What you are asked to do: All records shown below should be given again, character for character.

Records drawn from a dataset

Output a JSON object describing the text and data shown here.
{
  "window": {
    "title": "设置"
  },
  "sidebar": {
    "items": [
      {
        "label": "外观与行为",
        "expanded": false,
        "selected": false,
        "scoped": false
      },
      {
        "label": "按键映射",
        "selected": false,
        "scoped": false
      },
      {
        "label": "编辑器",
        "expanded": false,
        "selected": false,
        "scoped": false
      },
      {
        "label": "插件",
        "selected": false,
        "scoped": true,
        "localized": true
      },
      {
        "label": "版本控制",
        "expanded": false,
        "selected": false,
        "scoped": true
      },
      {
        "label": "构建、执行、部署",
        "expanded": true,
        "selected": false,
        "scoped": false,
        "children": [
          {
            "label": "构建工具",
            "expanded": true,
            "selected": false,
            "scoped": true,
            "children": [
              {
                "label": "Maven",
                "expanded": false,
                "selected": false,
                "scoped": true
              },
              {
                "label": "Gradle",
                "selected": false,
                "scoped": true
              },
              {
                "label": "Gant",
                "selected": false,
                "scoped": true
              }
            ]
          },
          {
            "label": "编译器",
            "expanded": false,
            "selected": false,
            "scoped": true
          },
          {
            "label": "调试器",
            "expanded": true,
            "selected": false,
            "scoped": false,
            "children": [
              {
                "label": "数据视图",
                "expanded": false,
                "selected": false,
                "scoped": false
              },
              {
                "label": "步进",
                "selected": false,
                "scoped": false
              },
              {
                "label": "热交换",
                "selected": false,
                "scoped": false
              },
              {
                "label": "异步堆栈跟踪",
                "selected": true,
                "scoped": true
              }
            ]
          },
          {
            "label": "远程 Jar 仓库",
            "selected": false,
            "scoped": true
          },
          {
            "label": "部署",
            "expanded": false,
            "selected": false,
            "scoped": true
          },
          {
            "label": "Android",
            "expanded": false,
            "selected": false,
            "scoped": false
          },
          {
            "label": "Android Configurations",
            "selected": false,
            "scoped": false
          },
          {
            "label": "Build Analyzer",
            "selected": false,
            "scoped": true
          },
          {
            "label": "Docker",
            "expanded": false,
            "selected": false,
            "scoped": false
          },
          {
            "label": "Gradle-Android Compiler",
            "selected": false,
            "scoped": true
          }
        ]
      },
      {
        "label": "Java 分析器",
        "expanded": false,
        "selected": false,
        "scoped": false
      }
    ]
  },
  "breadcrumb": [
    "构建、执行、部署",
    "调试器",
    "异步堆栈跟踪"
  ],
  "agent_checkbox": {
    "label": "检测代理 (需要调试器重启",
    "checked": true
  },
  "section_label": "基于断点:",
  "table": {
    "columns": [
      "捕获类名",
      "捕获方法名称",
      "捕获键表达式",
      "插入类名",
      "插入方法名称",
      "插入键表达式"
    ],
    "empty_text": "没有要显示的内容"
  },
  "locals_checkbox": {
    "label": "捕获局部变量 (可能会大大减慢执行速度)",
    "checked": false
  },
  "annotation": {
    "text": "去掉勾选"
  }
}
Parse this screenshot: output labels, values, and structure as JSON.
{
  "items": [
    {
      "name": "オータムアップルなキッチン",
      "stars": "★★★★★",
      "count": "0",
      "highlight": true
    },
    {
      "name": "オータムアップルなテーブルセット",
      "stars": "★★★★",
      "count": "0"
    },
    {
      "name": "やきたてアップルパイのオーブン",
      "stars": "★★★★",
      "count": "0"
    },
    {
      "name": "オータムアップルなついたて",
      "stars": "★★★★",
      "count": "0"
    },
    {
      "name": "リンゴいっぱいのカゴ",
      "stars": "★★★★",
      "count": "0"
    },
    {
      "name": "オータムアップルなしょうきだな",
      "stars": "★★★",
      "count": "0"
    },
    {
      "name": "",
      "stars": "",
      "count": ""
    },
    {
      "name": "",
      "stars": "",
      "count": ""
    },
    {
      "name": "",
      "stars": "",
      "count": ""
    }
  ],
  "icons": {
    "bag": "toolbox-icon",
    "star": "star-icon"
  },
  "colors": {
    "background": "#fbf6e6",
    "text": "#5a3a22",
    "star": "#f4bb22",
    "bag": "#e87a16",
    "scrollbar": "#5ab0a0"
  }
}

Task solution:
Output a JSON object describing the text and data shown here.
{
  "window": {
    "title": "设置"
  },
  "sidebar": {
    "items": [
      {
        "label": "外观与行为",
        "expanded": false,
        "selected": false,
        "scoped": false
      },
      {
        "label": "按键映射",
        "selected": false,
        "scoped": false
      },
      {
        "label": "编辑器",
        "expanded": false,
        "selected": false,
        "scoped": false
      },
      {
        "label": "插件",
        "selected": false,
        "scoped": true,
        "localized": true
      },
      {
        "label": "版本控制",
        "expanded": false,
        "selected": false,
        "scoped": true
      },
      {
        "label": "构建、执行、部署",
        "expanded": true,
        "selected": false,
        "scoped": false,
        "children": [
          {
            "label": "构建工具",
            "expanded": true,
            "selected": false,
            "scoped": true,
            "children": [
              {
                "label": "Maven",
                "expanded": false,
                "selected": false,
                "scoped": true
              },
              {
                "label": "Gradle",
                "selected": false,
                "scoped": true
              },
              {
                "label": "Gant",
                "selected": false,
                "scoped": true
              }
            ]
          },
          {
            "label": "编译器",
            "expanded": false,
            "selected": false,
            "scoped": true
          },
          {
            "label": "调试器",
            "expanded": true,
            "selected": false,
            "scoped": false,
            "children": [
              {
                "label": "数据视图",
                "expanded": false,
                "selected": false,
                "scoped": false
              },
              {
                "label": "步进",
                "selected": false,
                "scoped": false
              },
              {
                "label": "热交换",
                "selected": false,
                "scoped": false
              },
              {
                "label": "异步堆栈跟踪",
                "selected": true,
                "scoped": true
              }
            ]
          },
          {
            "label": "远程 Jar 仓库",
            "selected": false,
            "scoped": true
          },
          {
            "label": "部署",
            "expanded": false,
            "selected": false,
            "scoped": true
          },
          {
            "label": "Android",
            "expanded": false,
            "selected": false,
            "scoped": false
          },
          {
            "label": "Android Configurations",
            "selected": false,
            "scoped": false
          },
          {
            "label": "Build Analyzer",
            "selected": false,
            "scoped": true
          },
          {
            "label": "Docker",
            "expanded": false,
            "selected": false,
            "scoped": false
          },
          {
            "label": "Gradle-Android Compiler",
            "selected": false,
            "scoped": true
          }
        ]
      },
      {
        "label": "Java 分析器",
        "expanded": false,
        "selected": false,
        "scoped": false
      }
    ]
  },
  "breadcrumb": [
    "构建、执行、部署",
    "调试器",
    "异步堆栈跟踪"
  ],
  "agent_checkbox": {
    "label": "检测代理 (需要调试器重启",
    "checked": true
  },
  "section_label": "基于断点:",
  "table": {
    "columns": [
      "捕获类名",
      "捕获方法名称",
      "捕获键表达式",
      "插入类名",
      "插入方法名称",
      "插入键表达式"
    ],
    "empty_text": "没有要显示的内容"
  },
  "locals_checkbox": {
    "label": "捕获局部变量 (可能会大大减慢执行速度)",
    "checked": false
  },
  "annotation": {
    "text": "去掉勾选"
  }
}
Parse this screenshot: output labels, values, and structure as JSON.
{
  "items": [
    {
      "name": "オータムアップルなキッチン",
      "stars": "★★★★★",
      "count": "0",
      "highlight": true
    },
    {
      "name": "オータムアップルなテーブルセット",
      "stars": "★★★★",
      "count": "0"
    },
    {
      "name": "やきたてアップルパイのオーブン",
      "stars": "★★★★",
      "count": "0"
    },
    {
      "name": "オータムアップルなついたて",
      "stars": "★★★★",
      "count": "0"
    },
    {
      "name": "リンゴいっぱいのカゴ",
      "stars": "★★★★",
      "count": "0"
    },
    {
      "name": "オータムアップルなしょうきだな",
      "stars": "★★★",
      "count": "0"
    },
    {
      "name": "",
      "stars": "",
      "count": ""
    },
    {
      "name": "",
      "stars": "",
      "count": ""
    },
    {
      "name": "",
      "stars": "",
      "count": ""
    }
  ],
  "icons": {
    "bag": "toolbox-icon",
    "star": "star-icon"
  },
  "colors": {
    "background": "#fbf6e6",
    "text": "#5a3a22",
    "star": "#f4bb22",
    "bag": "#e87a16",
    "scrollbar": "#5ab0a0"
  }
}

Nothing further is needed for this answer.